Whether mixed breed or a purebred, dogs and cats adopted from a shelter or rescue group make excellent pets. For the most part, a pet ends up in a shelter through no fault of his own. His owner may have died or moved to a place that doesn’t allow pets, or the pet may have simply been abandoned by irresponsible owners who bought him on a whim and later discovered that they were unable or unwilling to care for him properly. If any shelter or rescue animal exhibits aggressive behavior, he is typically euthanized rather than offered for adoption.
Rescue groups try to find suitable homes for unwanted or abandoned dogs and cats, many taken from shelters where they would otherwise have been euthanized. Volunteers usually take care of the animals until they can find a permanent home. This means that rescuers are often very familiar with a pet’s personality and can help advise you on whether the pet would make a good match for your needs. By adopting an animal from a shelter or rescue organization, you’ll not only be giving a home to a deserving pet, but you’ll also likely be saving an animal’s life.
Avoid puppies sold in pet stores or on the Internet
Pet stores that care about puppies don’t sell them. That’s because the majority of pet stores that sell puppies carry dogs from cruel and inhumane puppy mills. Puppy mills are like dog-making factories where the mother dogs spend their entire lives in cramped cages or kennels with little or no personal attention or quality of life. When the mother and father dogs can no longer breed, they are discarded or killed. Consumers who purchase puppies from pet stores or over the Internet without seeing a breeder’s home firsthand are often unknowingly supporting this cruel industry.
Help stop this cycle of cruelty simply by choosing to adopt your next pet from a shelter or rescue group, or by purchasing a dog only from a responsible breeder who will show you where your puppy was born and raised.
Source: The Humane Society of the United States
Alternatives to pet ownership
If you don’t have the time, money, or stamina to own a pet full-time, there are still ways you can experience the health benefits of being around animals. Even short periods spent with a dog or cat can benefit both you and the animal.
You can ask to walk a neighbor’s dog, for example, or volunteer at an animal shelter. Most animal shelters or rescue groups welcome volunteers to help care for homeless pets or assist at adoption events. You’ll not only be helping yourself, but also helping to socialize and exercise the animals, making them more adoptable.
Some animal shelters and rescue groups offer pet “rental” programs. Dogs and cats that are available for adoption can be rented out for walks or play dates. You can also foster an animal temporarily until a permanent home is found for him, or to decide if the animal is right for you.
A variety of different organizations offer specially trained therapy dogs and cats to visit children’s hospitals, assisted living facilities, nursing homes, hospice programs, shelters, and schools.

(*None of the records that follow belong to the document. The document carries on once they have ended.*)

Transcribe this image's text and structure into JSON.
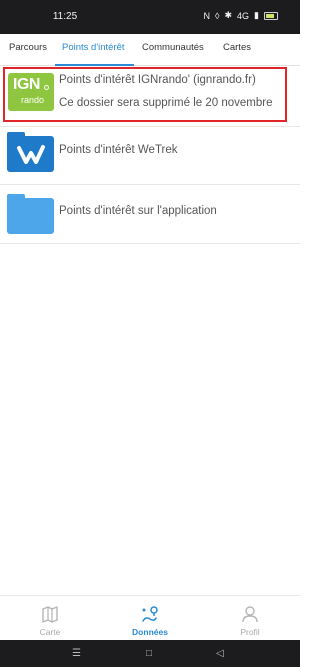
{
  "status": {
    "time": "11:25",
    "battery": "battery",
    "icons": [
      "nfc-icon",
      "vibrate-icon",
      "bluetooth-icon",
      "signal-icon",
      "battery-icon"
    ],
    "network_text": "4G"
  },
  "tabs": [
    {
      "label": "Parcours",
      "active": false
    },
    {
      "label": "Points d'intérêt",
      "active": true
    },
    {
      "label": "Communautés",
      "active": false
    },
    {
      "label": "Cartes",
      "active": false
    }
  ],
  "folders": [
    {
      "title": "Points d'intérêt IGNrando' (ignrando.fr)",
      "subtitle": "Ce dossier sera supprimé le 20 novembre",
      "icon": "ign-rando-logo"
    },
    {
      "title": "Points d'intérêt WeTrek",
      "icon": "wetrek-folder-icon"
    },
    {
      "title": "Points d'intérêt sur l'application",
      "icon": "folder-icon"
    }
  ],
  "ign_logo": {
    "text": "IGN",
    "subtext": "rando"
  },
  "bottom_nav": [
    {
      "label": "Carte",
      "icon": "map-icon",
      "active": false
    },
    {
      "label": "Données",
      "icon": "data-route-icon",
      "active": true
    },
    {
      "label": "Profil",
      "icon": "profile-icon",
      "active": false
    }
  ],
  "colors": {
    "accent": "#2a8ad4",
    "highlight": "#e1262a",
    "ign_green": "#8ec63f",
    "folder_dark": "#1f7bc9",
    "folder_light": "#4ea6ea"
  }
}
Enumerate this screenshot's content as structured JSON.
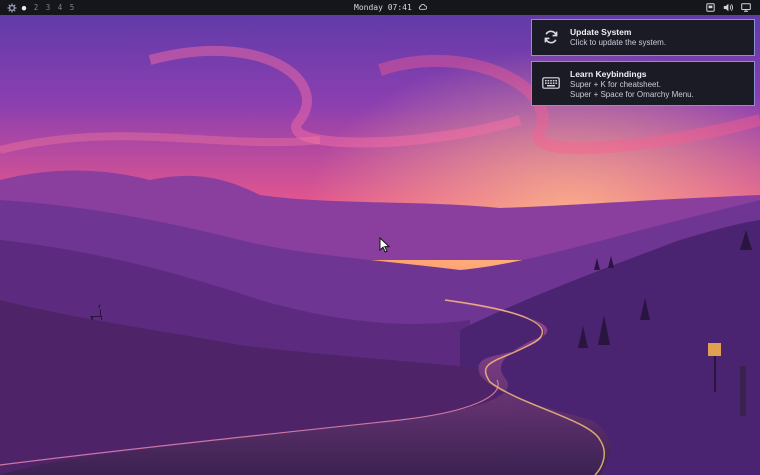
{
  "topbar": {
    "workspaces": [
      {
        "label": "●",
        "active": true
      },
      {
        "label": "2",
        "active": false
      },
      {
        "label": "3",
        "active": false
      },
      {
        "label": "4",
        "active": false
      },
      {
        "label": "5",
        "active": false
      }
    ],
    "clock": "Monday 07:41",
    "tray_icons": [
      "screen-record-icon",
      "volume-icon",
      "monitor-icon"
    ]
  },
  "notifications": [
    {
      "title": "Update System",
      "body_lines": [
        "Click to update the system."
      ],
      "icon": "refresh-icon"
    },
    {
      "title": "Learn Keybindings",
      "body_lines": [
        "Super + K for cheatsheet.",
        "Super + Space for Omarchy Menu."
      ],
      "icon": "keyboard-icon"
    }
  ],
  "colors": {
    "bar_bg": "#15161b",
    "notif_bg": "#1a1b24",
    "notif_border": "#8a8fd6"
  }
}
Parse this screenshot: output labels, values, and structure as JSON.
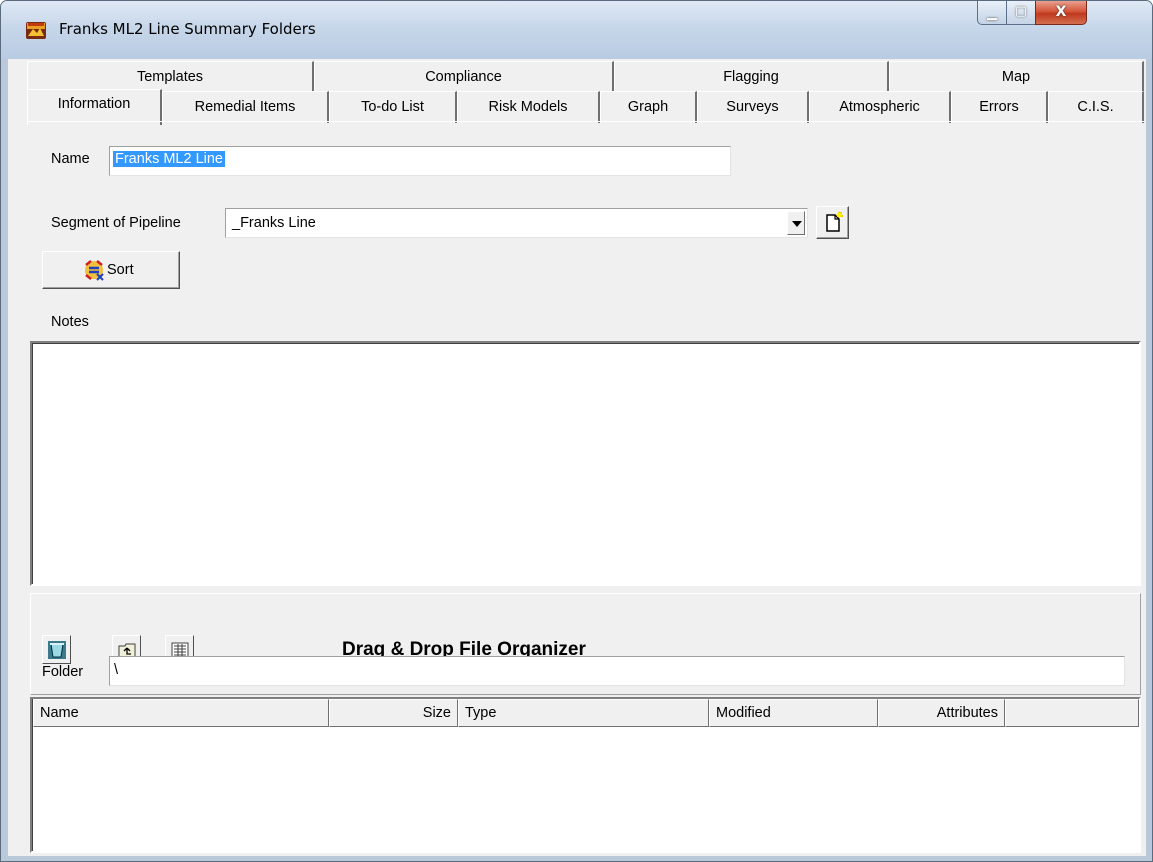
{
  "window": {
    "title": "Franks ML2 Line Summary Folders",
    "min_glyph": "▁",
    "max_glyph": "▢",
    "close_glyph": "X"
  },
  "tabs_back": [
    "Templates",
    "Compliance",
    "Flagging",
    "Map"
  ],
  "tabs_front": [
    "Information",
    "Remedial Items",
    "To-do List",
    "Risk Models",
    "Graph",
    "Surveys",
    "Atmospheric",
    "Errors",
    "C.I.S."
  ],
  "active_tab": "Information",
  "form": {
    "name_label": "Name",
    "name_value": "Franks ML2 Line",
    "segment_label": "Segment of Pipeline",
    "segment_value": "_Franks Line",
    "sort_label": "Sort",
    "notes_label": "Notes"
  },
  "organizer": {
    "title": "Drag & Drop File Organizer",
    "folder_label": "Folder",
    "folder_value": "\\"
  },
  "file_list": {
    "columns": [
      "Name",
      "Size",
      "Type",
      "Modified",
      "Attributes"
    ]
  },
  "icons": {
    "app": "app-logo-icon",
    "new_doc": "new-document-icon",
    "sort": "sort-icon",
    "recycle": "recycle-bin-icon",
    "up_folder": "up-folder-icon",
    "details_view": "details-view-icon"
  },
  "colors": {
    "selection": "#3399ff",
    "close_button": "#c0391e",
    "window_face": "#f0f0f0"
  }
}
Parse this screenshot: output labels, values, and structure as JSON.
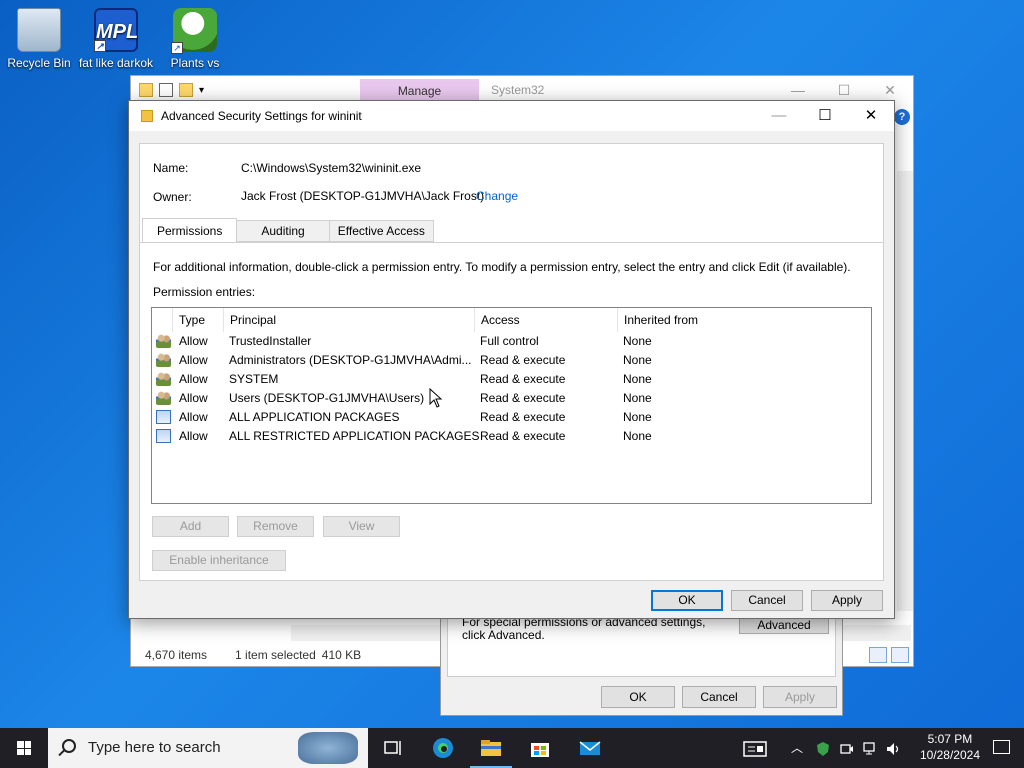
{
  "desktop": {
    "icons": [
      {
        "label": "Recycle Bin",
        "icon": "recycle-bin-icon"
      },
      {
        "label": "fat like darkok",
        "icon": "mpl-shortcut-icon",
        "glyph": "MPL"
      },
      {
        "label": "Plants vs",
        "icon": "plants-vs-zombies-icon"
      }
    ]
  },
  "explorer": {
    "ribbon_tab": "Manage",
    "title": "System32",
    "status": {
      "items": "4,670 items",
      "selected": "1 item selected",
      "size": "410 KB"
    }
  },
  "properties": {
    "note": "For special permissions or advanced settings, click Advanced.",
    "advanced_label": "Advanced",
    "ok_label": "OK",
    "cancel_label": "Cancel",
    "apply_label": "Apply"
  },
  "dialog": {
    "title": "Advanced Security Settings for wininit",
    "name_label": "Name:",
    "name_value": "C:\\Windows\\System32\\wininit.exe",
    "owner_label": "Owner:",
    "owner_value": "Jack Frost (DESKTOP-G1JMVHA\\Jack Frost)",
    "change_label": "Change",
    "tabs": [
      "Permissions",
      "Auditing",
      "Effective Access"
    ],
    "info": "For additional information, double-click a permission entry. To modify a permission entry, select the entry and click Edit (if available).",
    "entries_label": "Permission entries:",
    "columns": [
      "Type",
      "Principal",
      "Access",
      "Inherited from"
    ],
    "rows": [
      {
        "type": "Allow",
        "principal": "TrustedInstaller",
        "access": "Full control",
        "inherited": "None",
        "icon": "users-icon"
      },
      {
        "type": "Allow",
        "principal": "Administrators (DESKTOP-G1JMVHA\\Admi...",
        "access": "Read & execute",
        "inherited": "None",
        "icon": "users-icon"
      },
      {
        "type": "Allow",
        "principal": "SYSTEM",
        "access": "Read & execute",
        "inherited": "None",
        "icon": "users-icon"
      },
      {
        "type": "Allow",
        "principal": "Users (DESKTOP-G1JMVHA\\Users)",
        "access": "Read & execute",
        "inherited": "None",
        "icon": "users-icon"
      },
      {
        "type": "Allow",
        "principal": "ALL APPLICATION PACKAGES",
        "access": "Read & execute",
        "inherited": "None",
        "icon": "package-icon"
      },
      {
        "type": "Allow",
        "principal": "ALL RESTRICTED APPLICATION PACKAGES",
        "access": "Read & execute",
        "inherited": "None",
        "icon": "package-icon"
      }
    ],
    "add_label": "Add",
    "remove_label": "Remove",
    "view_label": "View",
    "inheritance_label": "Enable inheritance",
    "ok_label": "OK",
    "cancel_label": "Cancel",
    "apply_label": "Apply"
  },
  "taskbar": {
    "search_placeholder": "Type here to search",
    "time": "5:07 PM",
    "date": "10/28/2024",
    "accent": "#76b9ed"
  }
}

During these visits, people are invited to pet and stroke the animals, which can improve mood and reduce stress and anxiety.
Get Healthy, Get a Dog – The health benefits of canine companionship (Harvard Medical School Special Health Report)
The Power of Pets – Explores the health benefits of human-animal interactions. (National Institutes of Health)
Pets for the Elderly – A non-profit charity that pays a portion of the adoption fee when a senior adopts a companion pet from one of their participating shelters in the U.S. (The Pets for the Elderly Foundation)
Children & Dogs – Tips for parents about ensuring a safe and loving relationship. (Your Dog’s Friend)
Choosing the Right Dog – Tips on choosing a dog that’s right for you. (Blue Cross for Pets)